▶ _What you will do_:
Apart from the images, reproduce every record word for word.

▶ _Available data_:
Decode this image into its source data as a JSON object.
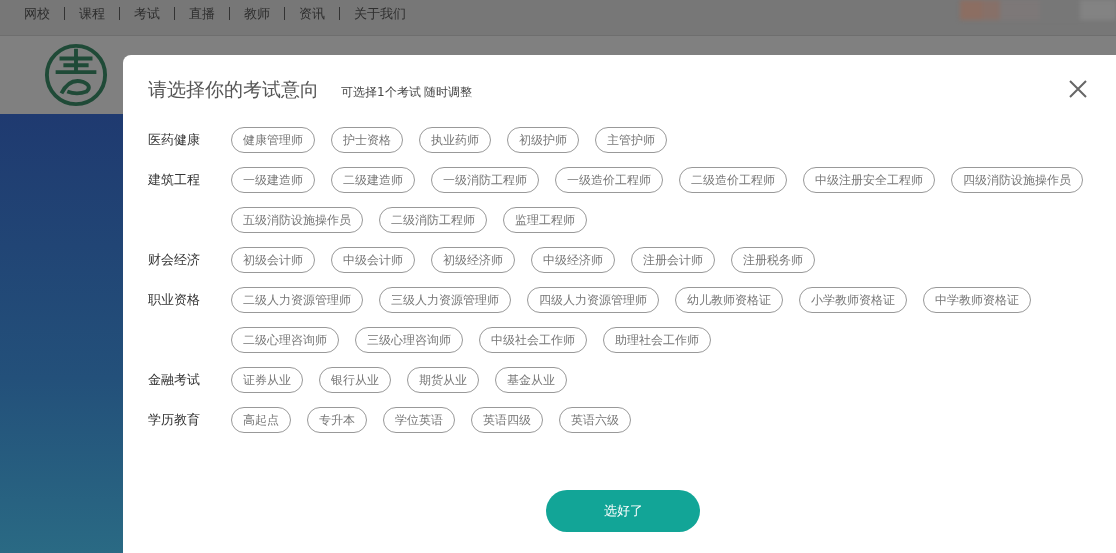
{
  "nav": [
    "网校",
    "课程",
    "考试",
    "直播",
    "教师",
    "资讯",
    "关于我们"
  ],
  "dialog": {
    "title": "请选择你的考试意向",
    "subtitle": "可选择1个考试 随时调整",
    "groups": [
      {
        "name": "医药健康",
        "tags": [
          {
            "label": "健康管理师",
            "selected": false
          },
          {
            "label": "护士资格",
            "selected": false
          },
          {
            "label": "执业药师",
            "selected": false
          },
          {
            "label": "初级护师",
            "selected": false
          },
          {
            "label": "主管护师",
            "selected": false
          }
        ]
      },
      {
        "name": "建筑工程",
        "tags": [
          {
            "label": "一级建造师",
            "selected": false
          },
          {
            "label": "二级建造师",
            "selected": false
          },
          {
            "label": "一级消防工程师",
            "selected": false
          },
          {
            "label": "一级造价工程师",
            "selected": false
          },
          {
            "label": "二级造价工程师",
            "selected": false
          },
          {
            "label": "中级注册安全工程师",
            "selected": false
          },
          {
            "label": "四级消防设施操作员",
            "selected": false
          },
          {
            "label": "五级消防设施操作员",
            "selected": false
          },
          {
            "label": "二级消防工程师",
            "selected": false
          },
          {
            "label": "监理工程师",
            "selected": false
          }
        ]
      },
      {
        "name": "财会经济",
        "tags": [
          {
            "label": "初级会计师",
            "selected": false
          },
          {
            "label": "中级会计师",
            "selected": false
          },
          {
            "label": "初级经济师",
            "selected": false
          },
          {
            "label": "中级经济师",
            "selected": false
          },
          {
            "label": "注册会计师",
            "selected": false
          },
          {
            "label": "注册税务师",
            "selected": false
          }
        ]
      },
      {
        "name": "职业资格",
        "tags": [
          {
            "label": "二级人力资源管理师",
            "selected": false
          },
          {
            "label": "三级人力资源管理师",
            "selected": false
          },
          {
            "label": "四级人力资源管理师",
            "selected": false
          },
          {
            "label": "幼儿教师资格证",
            "selected": false
          },
          {
            "label": "小学教师资格证",
            "selected": false
          },
          {
            "label": "中学教师资格证",
            "selected": false
          },
          {
            "label": "二级心理咨询师",
            "selected": false
          },
          {
            "label": "三级心理咨询师",
            "selected": false
          },
          {
            "label": "中级社会工作师",
            "selected": false
          },
          {
            "label": "助理社会工作师",
            "selected": false
          }
        ]
      },
      {
        "name": "金融考试",
        "tags": [
          {
            "label": "证券从业",
            "selected": false
          },
          {
            "label": "银行从业",
            "selected": false
          },
          {
            "label": "期货从业",
            "selected": false
          },
          {
            "label": "基金从业",
            "selected": false
          }
        ]
      },
      {
        "name": "学历教育",
        "tags": [
          {
            "label": "高起点",
            "selected": false
          },
          {
            "label": "专升本",
            "selected": false
          },
          {
            "label": "学位英语",
            "selected": false
          },
          {
            "label": "英语四级",
            "selected": false
          },
          {
            "label": "英语六级",
            "selected": false
          }
        ]
      }
    ],
    "confirm": "选好了"
  }
}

▶ _Written answer_:
Decode this image into its source data as a JSON object.
{
  "nav": [
    "网校",
    "课程",
    "考试",
    "直播",
    "教师",
    "资讯",
    "关于我们"
  ],
  "dialog": {
    "title": "请选择你的考试意向",
    "subtitle": "可选择1个考试 随时调整",
    "groups": [
      {
        "name": "医药健康",
        "tags": [
          {
            "label": "健康管理师",
            "selected": false
          },
          {
            "label": "护士资格",
            "selected": false
          },
          {
            "label": "执业药师",
            "selected": false
          },
          {
            "label": "初级护师",
            "selected": false
          },
          {
            "label": "主管护师",
            "selected": false
          }
        ]
      },
      {
        "name": "建筑工程",
        "tags": [
          {
            "label": "一级建造师",
            "selected": false
          },
          {
            "label": "二级建造师",
            "selected": false
          },
          {
            "label": "一级消防工程师",
            "selected": false
          },
          {
            "label": "一级造价工程师",
            "selected": false
          },
          {
            "label": "二级造价工程师",
            "selected": false
          },
          {
            "label": "中级注册安全工程师",
            "selected": false
          },
          {
            "label": "四级消防设施操作员",
            "selected": false
          },
          {
            "label": "五级消防设施操作员",
            "selected": false
          },
          {
            "label": "二级消防工程师",
            "selected": false
          },
          {
            "label": "监理工程师",
            "selected": false
          }
        ]
      },
      {
        "name": "财会经济",
        "tags": [
          {
            "label": "初级会计师",
            "selected": false
          },
          {
            "label": "中级会计师",
            "selected": false
          },
          {
            "label": "初级经济师",
            "selected": false
          },
          {
            "label": "中级经济师",
            "selected": false
          },
          {
            "label": "注册会计师",
            "selected": false
          },
          {
            "label": "注册税务师",
            "selected": false
          }
        ]
      },
      {
        "name": "职业资格",
        "tags": [
          {
            "label": "二级人力资源管理师",
            "selected": false
          },
          {
            "label": "三级人力资源管理师",
            "selected": false
          },
          {
            "label": "四级人力资源管理师",
            "selected": false
          },
          {
            "label": "幼儿教师资格证",
            "selected": false
          },
          {
            "label": "小学教师资格证",
            "selected": false
          },
          {
            "label": "中学教师资格证",
            "selected": false
          },
          {
            "label": "二级心理咨询师",
            "selected": false
          },
          {
            "label": "三级心理咨询师",
            "selected": false
          },
          {
            "label": "中级社会工作师",
            "selected": false
          },
          {
            "label": "助理社会工作师",
            "selected": false
          }
        ]
      },
      {
        "name": "金融考试",
        "tags": [
          {
            "label": "证券从业",
            "selected": false
          },
          {
            "label": "银行从业",
            "selected": false
          },
          {
            "label": "期货从业",
            "selected": false
          },
          {
            "label": "基金从业",
            "selected": false
          }
        ]
      },
      {
        "name": "学历教育",
        "tags": [
          {
            "label": "高起点",
            "selected": false
          },
          {
            "label": "专升本",
            "selected": false
          },
          {
            "label": "学位英语",
            "selected": false
          },
          {
            "label": "英语四级",
            "selected": false
          },
          {
            "label": "英语六级",
            "selected": false
          }
        ]
      }
    ],
    "confirm": "选好了"
  }
}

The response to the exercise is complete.